DJ Mark Green: Know Your Audience Before Anything
By Jason Li
To say DJ Mark Green knows how to throw a party is an understatement. With nearly 20 years of experience DJing around the UK and Europe, Mark Green understands better than anyone that becoming a successful DJ is, by no means, a stroll in the park. We decided to have a chat with Mark to figure out how he alters his music to cater to different types of events, as well as what advice he has for aspiring DJs...
What made you want to be a professional DJ?
I love music and I love to entertain. As soon as I realized I could make a living doing what I love, there wasn't another career for me more fitting than music.
How did you learn DJing at first?
Around 1995-1996 I worked (not DJing) in various clubs and bars around Birmingham. All of them were heavily DJ-centric, so I was constantly watching and listening to what the pros were doing. After my shifts I would regularly sneak behind the decks and have a go at the turntables and mixers, practicing what I had just seen and heard. Then I started to pick up bits of old equipment and play around at home. And so it began...
What did you find the most challenging when you first started your music career?
Knowing what to buy on a limited budget was always a challenge. I didn’t have much spare cash back then and the Internet wasn’t as prominent as it is today, so making the right choices about what music equipment to buy was always difficult. I admit that I did make a few bad decisions...
From an artist’s point of view, how do you define a successful performance?
It all comes down to the audience and the reaction and interaction they give you during your last track. For me, a bouncing dance floor hollering for more at the end of the night is the epitome of a 'successful' gig.
What’s the main difference between working as a club DJ and wedding DJ? How much do you have to alter your musical approach to suit a particular event?
In general, people go to a certain club consistently because they like the style of music being played there. So, if you deliver them that type of music fused with a large dose of flare and personality, they will have a good night. On the other hand, wedding crowds are normally a lot more diverse and people’s expectations of 'a good night' can differ a lot.
For each gig, every performance starts with the preparation work, where I always try to read the audience before anything else. For clubs and bars, I normally find that I can construct around 75% of my set based on the type of night and vibe the audience is looking for. I can then practice certain elements of that set beforehand and put my own stamp into the mixes. I still do this to a certain extent with weddings, but you have to be a lot more fluid in your approach and be able to switch things on the fly. As soon as I walk into the scene of a wedding, I can’t help but start checking people out. I mentally put people into different boxes, figuring out what tracks I think will 'get them going'. If I have the time, I will even go and have a chat with some of the guests and find out who is who and what music they are into.
And then there’s the physical side. These days you can rock up at almost any club with a flash drive by plugging it into their CDJs and then you’re 'good to go'. Yet, there is a lot of equipment involved in setting up for a wedding and by far the worst part of the job is... packing and taking everything away at the end of the night.
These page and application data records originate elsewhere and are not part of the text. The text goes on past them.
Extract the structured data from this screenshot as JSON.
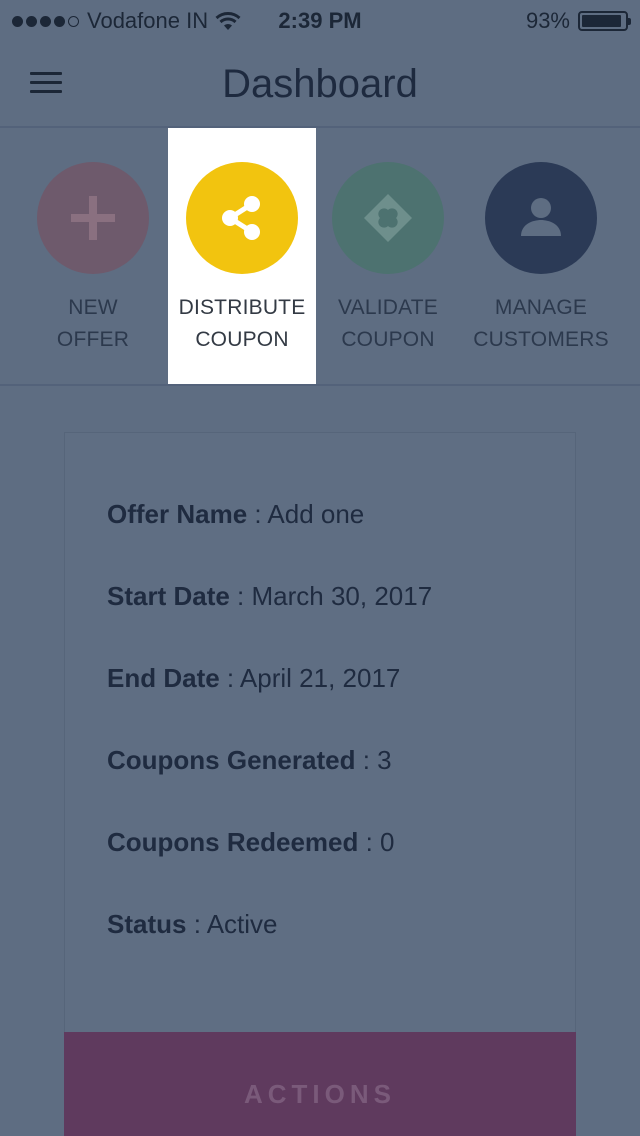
{
  "status_bar": {
    "carrier": "Vodafone IN",
    "time": "2:39 PM",
    "battery": "93%",
    "battery_level": 0.93,
    "signal_bars": 4
  },
  "header": {
    "title": "Dashboard",
    "menu_icon": "hamburger-icon"
  },
  "quick_actions": [
    {
      "line1": "NEW",
      "line2": "OFFER",
      "icon": "plus-icon",
      "color": "#6e5a6c"
    },
    {
      "line1": "DISTRIBUTE",
      "line2": "COUPON",
      "icon": "share-icon",
      "color": "#f2c40f",
      "highlighted": true
    },
    {
      "line1": "VALIDATE",
      "line2": "COUPON",
      "icon": "ticket-icon",
      "color": "#4d7270"
    },
    {
      "line1": "MANAGE",
      "line2": "CUSTOMERS",
      "icon": "person-icon",
      "color": "#2b3a56"
    }
  ],
  "offer": {
    "name_label": "Offer Name",
    "name_value": " : Add one",
    "start_label": "Start Date",
    "start_value": " : March 30, 2017",
    "end_label": "End Date",
    "end_value": " : April 21, 2017",
    "generated_label": "Coupons Generated",
    "generated_value": " : 3",
    "redeemed_label": "Coupons Redeemed",
    "redeemed_value": " : 0",
    "status_label": "Status",
    "status_value": " : Active"
  },
  "actions_button": {
    "label": "ACTIONS"
  },
  "colors": {
    "overlay_background": "#5e6d82",
    "actions_button": "#5f3a5e",
    "accent_yellow": "#f2c40f"
  }
}
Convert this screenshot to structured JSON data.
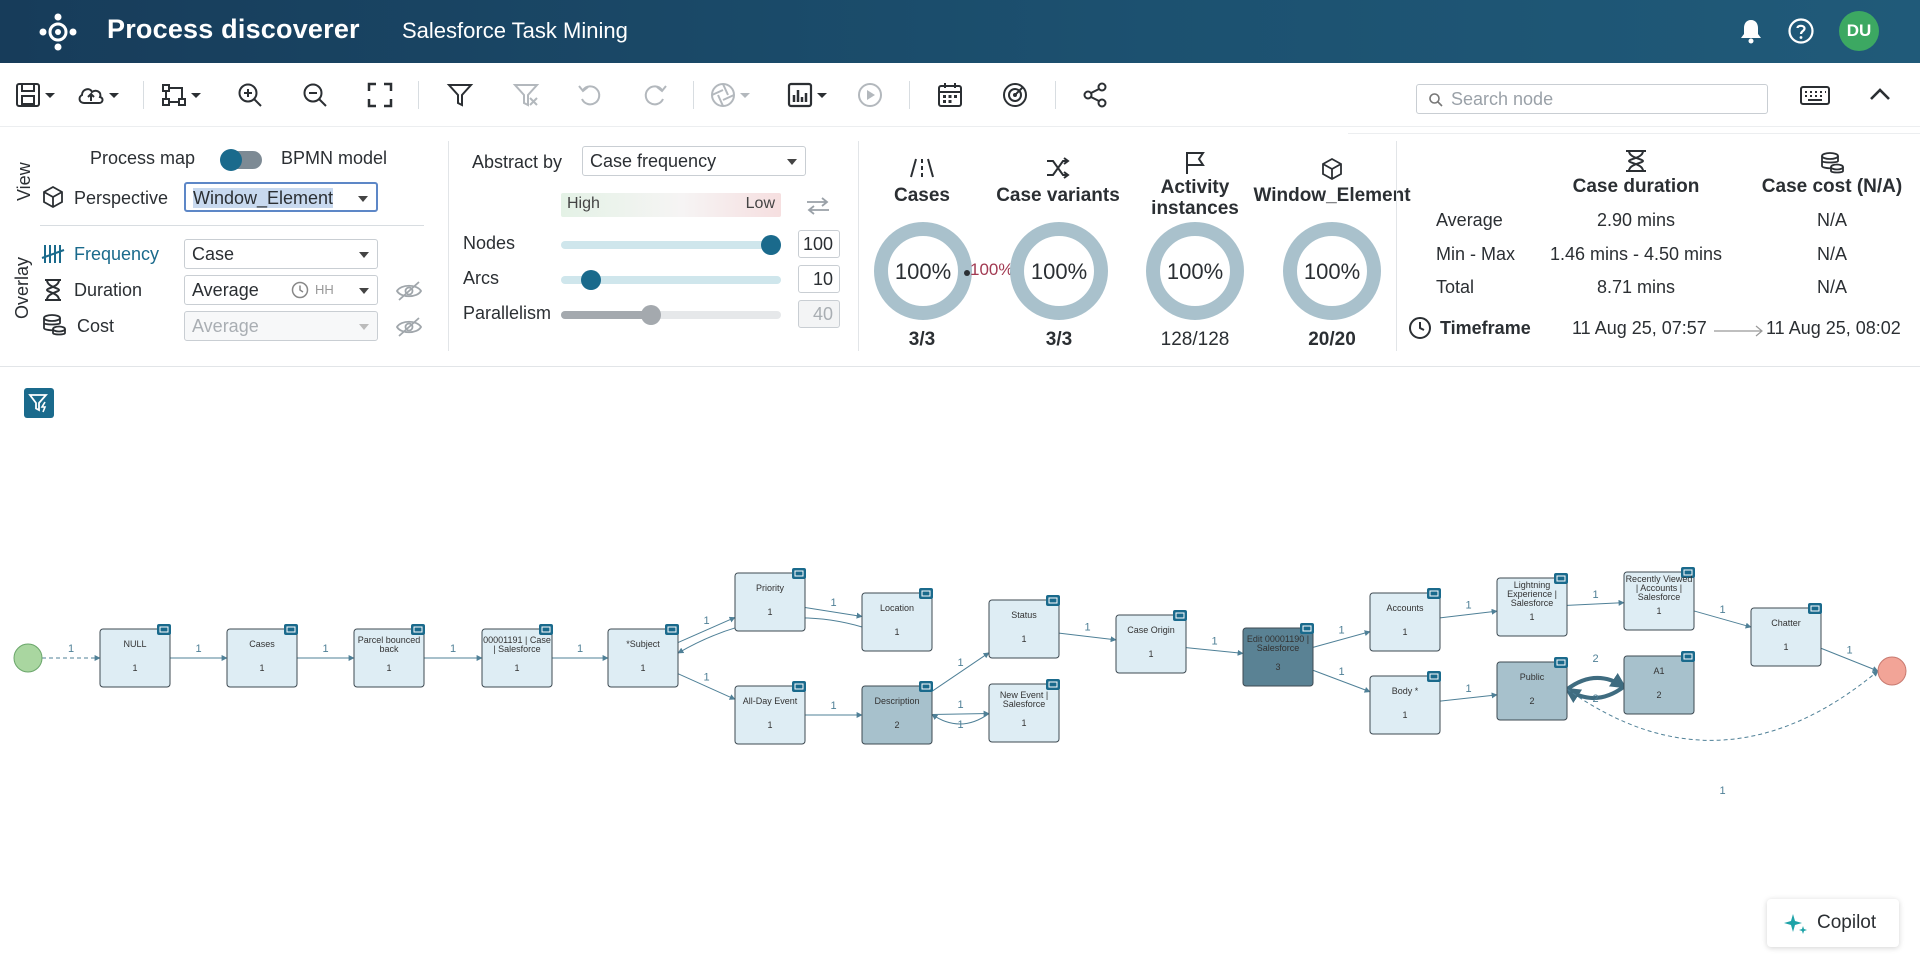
{
  "header": {
    "app_title": "Process discoverer",
    "project_title": "Salesforce Task Mining",
    "avatar_initials": "DU"
  },
  "toolbar": {
    "search_placeholder": "Search node"
  },
  "view": {
    "section_label": "View",
    "process_map_label": "Process map",
    "bpmn_label": "BPMN model",
    "perspective_label": "Perspective",
    "perspective_value": "Window_Element"
  },
  "overlay": {
    "section_label": "Overlay",
    "frequency_label": "Frequency",
    "frequency_value": "Case",
    "duration_label": "Duration",
    "duration_value": "Average",
    "duration_unit": "HH",
    "cost_label": "Cost",
    "cost_value": "Average"
  },
  "abstraction": {
    "abstract_by_label": "Abstract by",
    "abstract_by_value": "Case frequency",
    "high_label": "High",
    "low_label": "Low",
    "nodes_label": "Nodes",
    "nodes_value": "100",
    "nodes_level": 100,
    "arcs_label": "Arcs",
    "arcs_value": "10",
    "arcs_level": 10,
    "parallelism_label": "Parallelism",
    "parallelism_value": "40",
    "parallelism_level": 40
  },
  "stats": {
    "cases": {
      "title": "Cases",
      "pct": "100%",
      "count": "3/3"
    },
    "variants": {
      "title": "Case variants",
      "pct": "100%",
      "count": "3/3"
    },
    "link_pct": "100%",
    "activities": {
      "title_line1": "Activity",
      "title_line2": "instances",
      "pct": "100%",
      "count": "128/128"
    },
    "window": {
      "title": "Window_Element",
      "pct": "100%",
      "count": "20/20"
    }
  },
  "summary": {
    "duration_header": "Case duration",
    "cost_header": "Case cost (N/A)",
    "rows": [
      {
        "label": "Average",
        "duration": "2.90 mins",
        "cost": "N/A"
      },
      {
        "label": "Min - Max",
        "duration": "1.46 mins - 4.50 mins",
        "cost": "N/A"
      },
      {
        "label": "Total",
        "duration": "8.71 mins",
        "cost": "N/A"
      }
    ],
    "timeframe_label": "Timeframe",
    "timeframe_start": "11 Aug 25, 07:57",
    "timeframe_end": "11 Aug 25, 08:02"
  },
  "graph": {
    "nodes": [
      {
        "id": "null",
        "lines": [
          "NULL"
        ],
        "count": "1"
      },
      {
        "id": "cases",
        "lines": [
          "Cases"
        ],
        "count": "1"
      },
      {
        "id": "parcel",
        "lines": [
          "Parcel bounced",
          "back"
        ],
        "count": "1"
      },
      {
        "id": "case00001191",
        "lines": [
          "00001191 | Case",
          "| Salesforce"
        ],
        "count": "1"
      },
      {
        "id": "subject",
        "lines": [
          "*Subject"
        ],
        "count": "1"
      },
      {
        "id": "priority",
        "lines": [
          "Priority"
        ],
        "count": "1"
      },
      {
        "id": "allday",
        "lines": [
          "All-Day Event"
        ],
        "count": "1"
      },
      {
        "id": "location",
        "lines": [
          "Location"
        ],
        "count": "1"
      },
      {
        "id": "description",
        "lines": [
          "Description"
        ],
        "count": "2"
      },
      {
        "id": "status",
        "lines": [
          "Status"
        ],
        "count": "1"
      },
      {
        "id": "newevent",
        "lines": [
          "New Event |",
          "Salesforce"
        ],
        "count": "1"
      },
      {
        "id": "caseorigin",
        "lines": [
          "Case Origin"
        ],
        "count": "1"
      },
      {
        "id": "edit",
        "lines": [
          "Edit 00001190 |",
          "Salesforce"
        ],
        "count": "3"
      },
      {
        "id": "accounts",
        "lines": [
          "Accounts"
        ],
        "count": "1"
      },
      {
        "id": "body",
        "lines": [
          "Body *"
        ],
        "count": "1"
      },
      {
        "id": "lightning",
        "lines": [
          "Lightning",
          "Experience |",
          "Salesforce"
        ],
        "count": "1"
      },
      {
        "id": "public",
        "lines": [
          "Public"
        ],
        "count": "2"
      },
      {
        "id": "recent",
        "lines": [
          "Recently Viewed",
          "| Accounts |",
          "Salesforce"
        ],
        "count": "1"
      },
      {
        "id": "a1",
        "lines": [
          "A1"
        ],
        "count": "2"
      },
      {
        "id": "chatter",
        "lines": [
          "Chatter"
        ],
        "count": "1"
      }
    ],
    "edge_labels": [
      "1",
      "1",
      "1",
      "1",
      "1",
      "1",
      "1",
      "1",
      "1",
      "1",
      "1",
      "1",
      "1",
      "1",
      "1",
      "1",
      "1",
      "1",
      "1",
      "1",
      "1",
      "2",
      "2",
      "1",
      "1"
    ]
  },
  "copilot_label": "Copilot",
  "colors": {
    "header_bg": "#1c5170",
    "accent": "#1a6a8c",
    "avatar_bg": "#3ca862",
    "donut_ring": "#a9c1cc",
    "node_fill": "#deedf4",
    "node_fill_mid": "#a7c1cc",
    "node_fill_dark": "#5a8294",
    "start": "#a9d6a0",
    "end": "#f2a497"
  }
}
Which musicians and tracks did you like the most growing up?
To name a few, the likes of Jeremy Healy, Alistair Whitehead, Brandon Block, Boy George, and Pete Tong have all been highly influential to my career. I used to love 'The House Collection' and the early 'The Annual' complilation albums published by the Ministry of Sound. I still listen to them from time to time.
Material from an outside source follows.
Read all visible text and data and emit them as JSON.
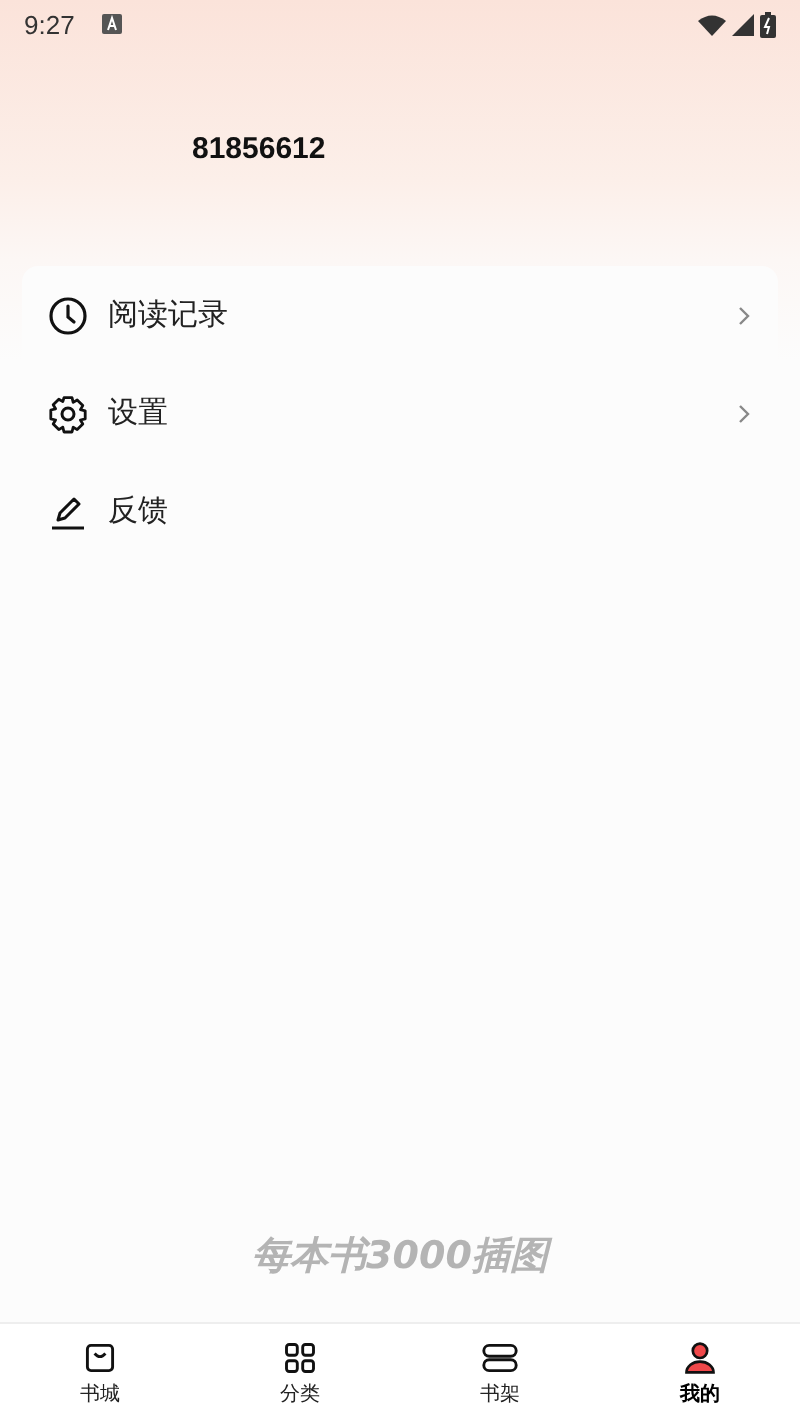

You probably have numerous unforgettable music performances throughout your career; can you name one experience that you deem the most memorable?
That’s a tough one. I have had a couple recently that I would definitely rank in my top 10.
For sheer excitement and experience, I’d go with a gig back in April this year. A couple flew me out to Marrakesh, Morocco, for a 2-day wedding in a stunning walled palace. The whole trip from start to finish was incredible and I was treated as if I were a king. We originally planned to run the evening party from 9 p.m. to midnight. In the end, we wrapped things up at 6 a.m. the following morning – the people just couldn’t stop dancing!
You’ve been around the industry for almost 20 years, what advice would you give to young musicians who are just starting out as DJs for private events?
Become knowledgeable and well versed in mixing different music genres – don’t just stick to a style you’re comfortable with.
Be ready for a call. Party hosts, event companies, and venue owners get let down by DJs all the time, so be ready to drop everything and help them out. You’ll not only be their hero/heroine, but you’ll also most likely to pick up some more gigs off the back of it.
Finally, don’t ever stop practicing. Play with lots of energy… and always smile!
You are one of our most frequently booked musicians on the Headliner platform, how would you suggest your fellow peers to better navigate the platform?
The key to securing bookings on the platform is responding promptly (preferably within 1 day) and asking bookers the right questions. As artists, we should always be professional, direct and friendly. Additionally, it definitely helps to ask clients to put reviews up on the platform, as I recently secured a booking because the client was pleased with my listed reviews.
Imagine if you hadn’t become a DJ, what profession you think you would be in currently?
My wife and I are expecting our third child in November and I've become a highly efficient 'nappy changer' over the years. Surely, someone would pay me for that service?